CAAV member and former steering committee chair Les Grady presented a talk about climate change at the Massanutten Regional Library, downtown Harrisonburg, on Monday, April 20, 2015, entitled Help! My Planet’s in Trouble and I Don’t Know What to Do.
The Daily News-Record‘s Elaina Sauber was there along with photographer Nikki Fox. The below article was published in the Daily News-Record on Tuesday, April 21, 2015.
Climate Change Talk Hopes to Educate
by Elaina Sauber
HARRISONBURG – Les Grady thinks the first step to slowing down climate change is simply talking about it.
“Bringing up climate change in a polite society stops the conversation,” said Grady, member of the steering committee for the advocacy group Climate Action Alliance of the Valley. “We just don’t want to think about it, because we feel really helpless.”
The licensed professional engineer, who has taught environmental engineering at Purdue and Clemson universities, spoke to about 30 people Monday about addressing and alleviating the effects of climate change to commemorate Earth Day, which is Wednesday.
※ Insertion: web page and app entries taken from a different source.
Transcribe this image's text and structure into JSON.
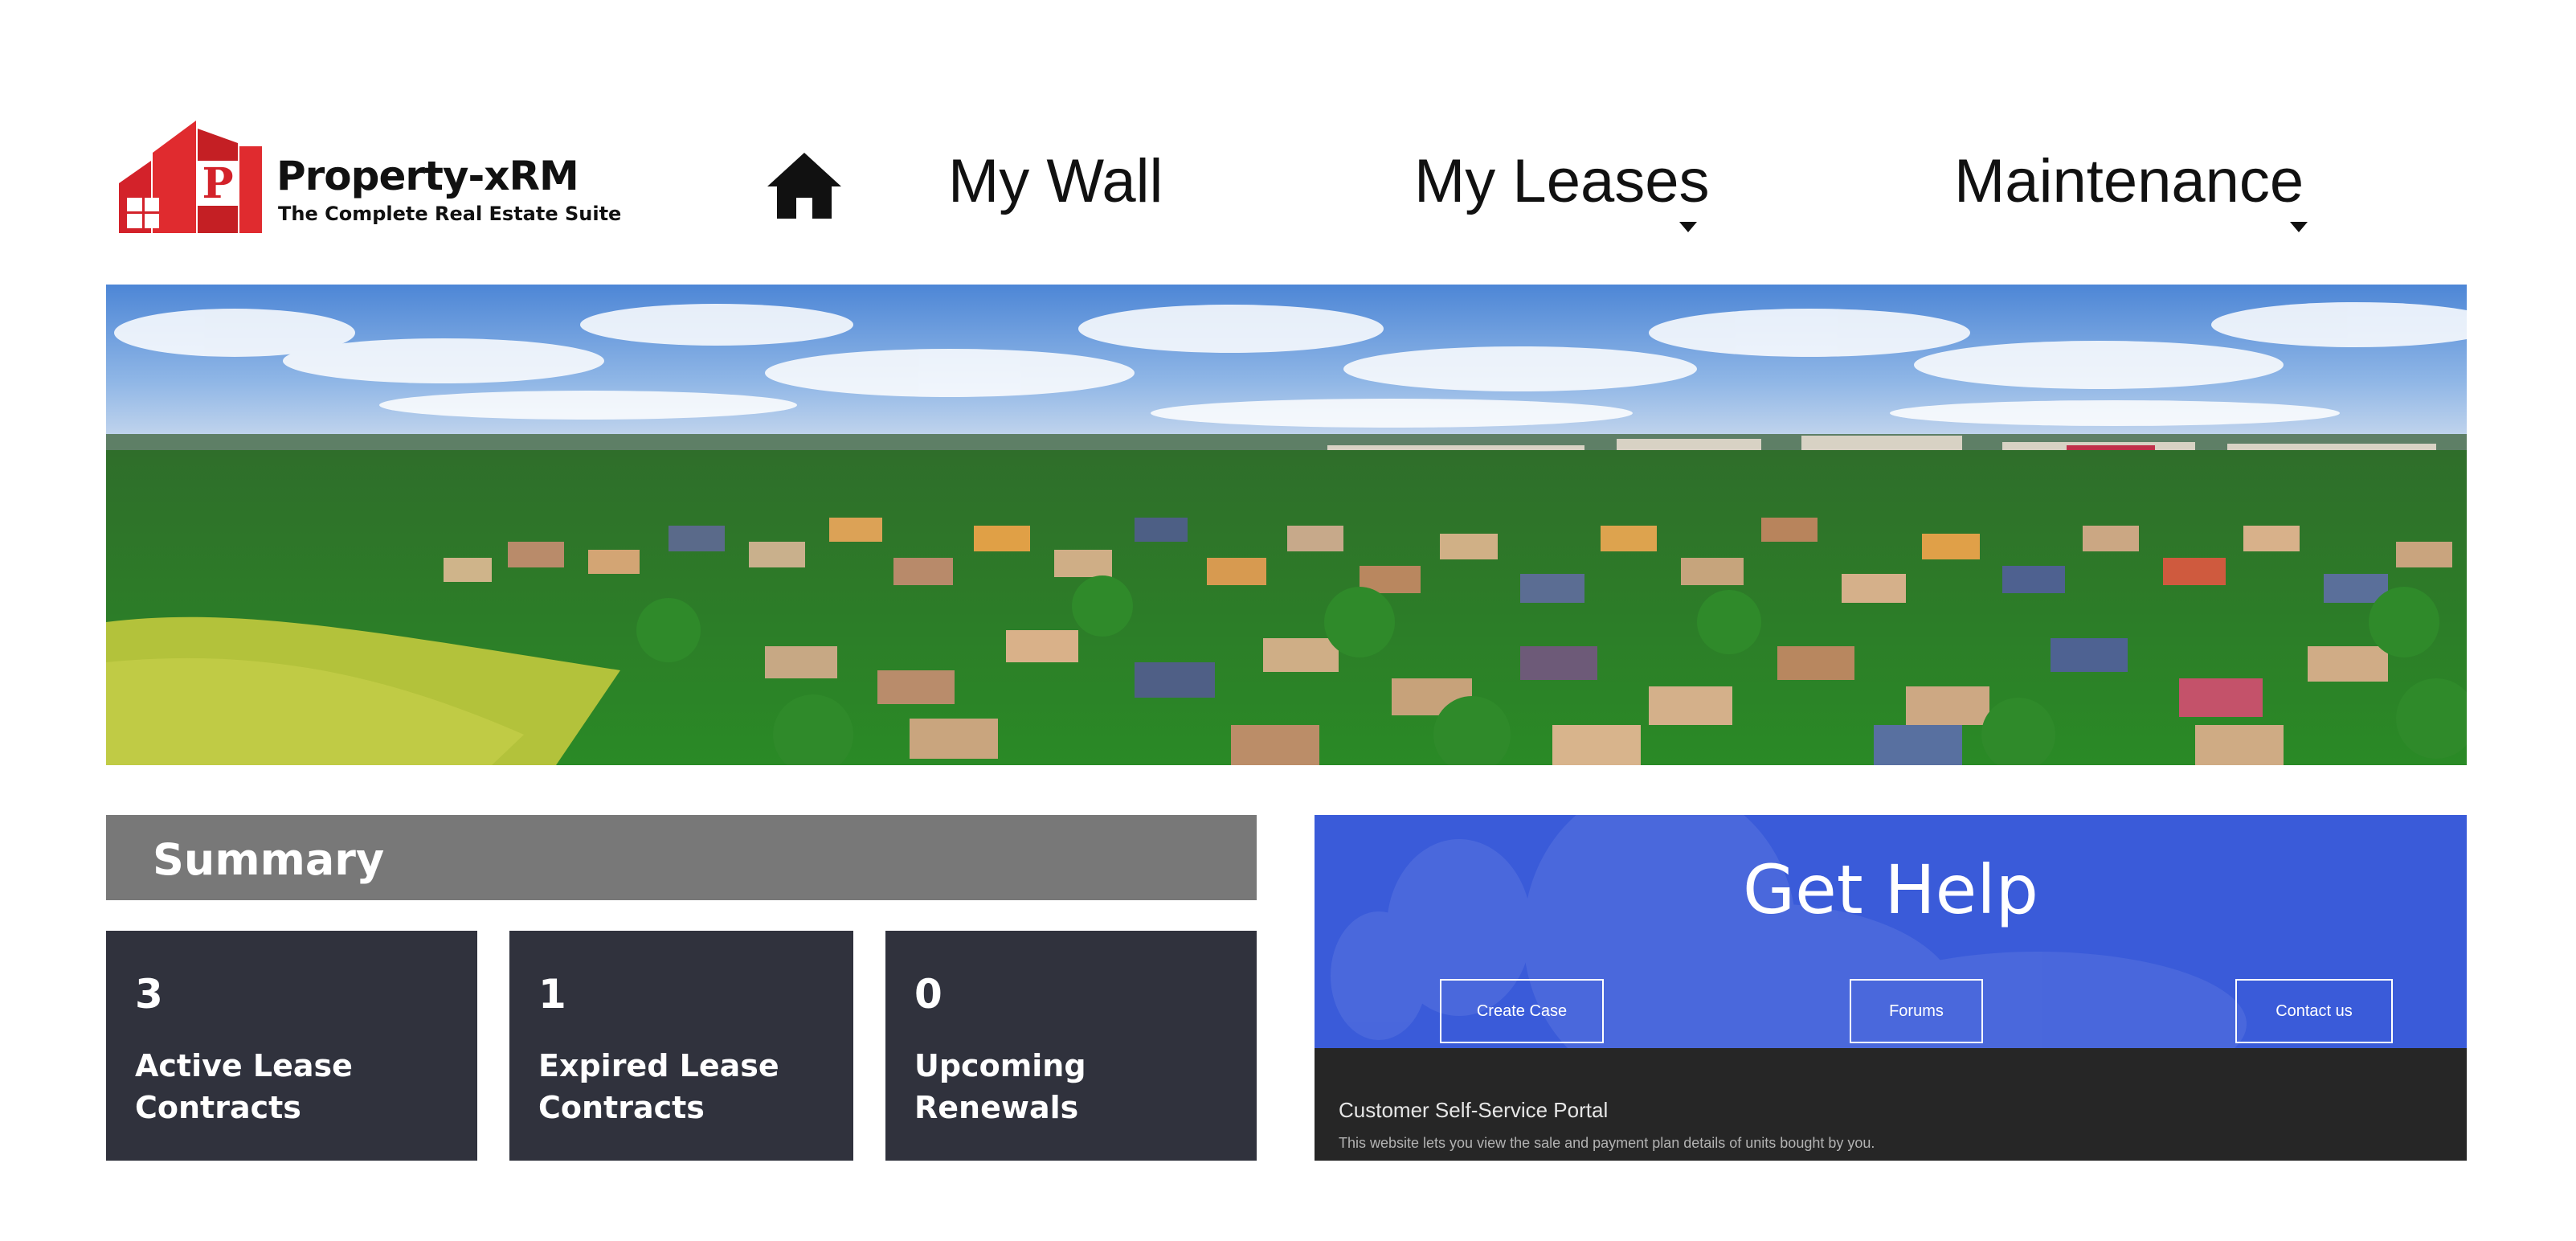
{
  "brand": {
    "name": "Property-xRM",
    "tagline": "The Complete Real Estate Suite",
    "logo_letter": "P",
    "color": "#d3222a"
  },
  "nav": {
    "home_icon": "home-icon",
    "items": [
      {
        "label": "My Wall",
        "has_dropdown": false
      },
      {
        "label": "My Leases",
        "has_dropdown": true
      },
      {
        "label": "Maintenance",
        "has_dropdown": true
      }
    ]
  },
  "summary": {
    "title": "Summary",
    "tiles": [
      {
        "count": "3",
        "label": "Active Lease Contracts"
      },
      {
        "count": "1",
        "label": "Expired Lease Contracts"
      },
      {
        "count": "0",
        "label": "Upcoming Renewals"
      }
    ]
  },
  "help": {
    "title": "Get Help",
    "buttons": [
      "Create Case",
      "Forums",
      "Contact us"
    ],
    "portal_title": "Customer Self-Service Portal",
    "portal_description": "This website lets you view the sale and payment plan details of units bought by you."
  },
  "colors": {
    "summary_header": "#787878",
    "tile_bg": "#30323d",
    "help_bg": "#3a5bd9",
    "footer_bg": "#262626"
  }
}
The event was held at Massanutten Regional Library’s main branch in Harrisonburg.
Grady has also worked part time for the last two decades for CH2MHILL, the world’s largest environmental engineering consulting firm.
While 97 percent of climate scientists agree that warming trends of the last century are likely due to human activities, he said, a new study from Yale University shows that only 52 percent of Americans are concerned about climate change.
Skeptics argue that the Earth experiences natural shifts in climate, and any perceived changes aren’t being driven by the burning of fossil fuels.
Grady said the first thing to recognize when it comes to climate change is that a variety of research sources confirm its existence – not just temperature records.
“In fact, temperature records are probably the least reliable in the sense of indicators,” he added, due to natural variability and the fact that only about 1 percent of the Earth’s heat is in the atmosphere.
The oceans contain most of the planet’s heat. According to research from the National Oceanic and Atmospheric Administration, oceans’ heat content has risen almost continually since the mid-1990s.
Accepting climate change as reality also means accepting the role carbon dioxide plays in exacerbating it, Grady said.
As rising carbon dioxide levels contribute to higher temperatures, precipitation and sea levels also increase, Grady said.
“The more carbon we put into the atmosphere, the warmer it’s going to be,” he said.
Developing countries in Africa, South America and Indonesia are more vulnerable to issues stemming from climate change because they don’t have the economic resources to deal with the problems it presents, Grady said.
“Many people say this is a moral and ethical question, because their contributions to the problem are negligible – they haven’t emitted very much carbon dioxide,” Grady said.
Grady listed steps people can take to help address climate change in their own lives.
In Virginia, he said, transportation is the major source of carbon dioxide emissions, followed by electricity generation through the burning of coal. While anyone can make changes to their transportation and electricity use, Grady said the political process is crucial in persuading energy providers to follow suit.
“We as citizens need to be active,” he said. “State electric generators really have not done very much, nor are they planning to, about this problem.”
He also encouraged attendees to calculate their carbon footprint using programs found on the Environmental Protection Agency’s website.
But the main course of action Grady advocates is implementing a carbon fee and dividend.
“We allow all of us to dump the waste from burning fossil fuels into the atmosphere,” he said.
A better solution, he said, is to charge households a fee commensurate with the impact of their carbon footprint, “so that when we buy it, we’re not socializing those costs anymore; they become privatized, just like the profits are.”
Contact Elaina Sauber at 574-6278 or firstname.lastname@example.org